When I was a kid, I hated being hungry. I would stay in the kitchen to help my mom cook mostly because I wanted to be the tester and take the first bite. One day, when I was about 10, I was home and hungry, so I decided to cook myself fried chicken. It turned out nice but I remember putting too much Goya adobo! All my brothers wanted some, so I started cooking for everyone. I watched them enjoying what I prepared and it made me feel good. Then on, I would make pancakes, scrambled eggs and Johnny Cakes on the weekends for everyone.

Until high school, I never perceived a career in culinary arts. My counselor advised me to take home economic courses in 8th grade and after graduation, I went to Florida Culinary Institute in West Palm Beach. I worked with a catering company, hotel, restaurant and did some pop-up dinners while maintaining my pro boxing career.

What’s your cookbook about?

Whenever I get a chance to talk with the women in my family, I am always learning how they cook certain Caribbean dishes. Keeping true to my roots, I wrote my Caribbean fusion cookbook focusing on traditional Caribbean recipes across the different islands, with classic French and Italian twists I learned through my training. Some of the recipes include Caribbean quesadillas with fresh mangoes and focaccia bread with avocados. I am Caribbean by blood but I love mixing with other people and cultures.

I wrote “My Modern Caribbean Kitchen” (releasing July 2018) through the two hurricanes Maria and Irma. It was dark everywhere and I had to look for light and internet. I dedicated the book to the victims, while I was also working through the time feeding people at the bakery.
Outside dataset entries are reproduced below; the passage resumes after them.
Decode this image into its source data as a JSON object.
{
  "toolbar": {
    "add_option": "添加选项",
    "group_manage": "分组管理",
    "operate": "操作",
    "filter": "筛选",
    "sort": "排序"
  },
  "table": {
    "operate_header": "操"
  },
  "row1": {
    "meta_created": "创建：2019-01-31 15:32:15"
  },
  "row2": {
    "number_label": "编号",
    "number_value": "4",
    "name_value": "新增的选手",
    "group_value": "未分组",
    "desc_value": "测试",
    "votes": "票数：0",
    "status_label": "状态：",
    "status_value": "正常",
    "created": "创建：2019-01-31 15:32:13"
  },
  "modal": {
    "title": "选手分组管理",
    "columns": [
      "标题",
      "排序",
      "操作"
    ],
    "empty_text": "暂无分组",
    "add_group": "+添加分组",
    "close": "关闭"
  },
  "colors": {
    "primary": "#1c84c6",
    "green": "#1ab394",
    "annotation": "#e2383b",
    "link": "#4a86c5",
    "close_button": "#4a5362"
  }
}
To learn more about Jackson, visit  http://juliusthechef.com and follow him on Twitter.

~ Written for Cuisine Noir Magazine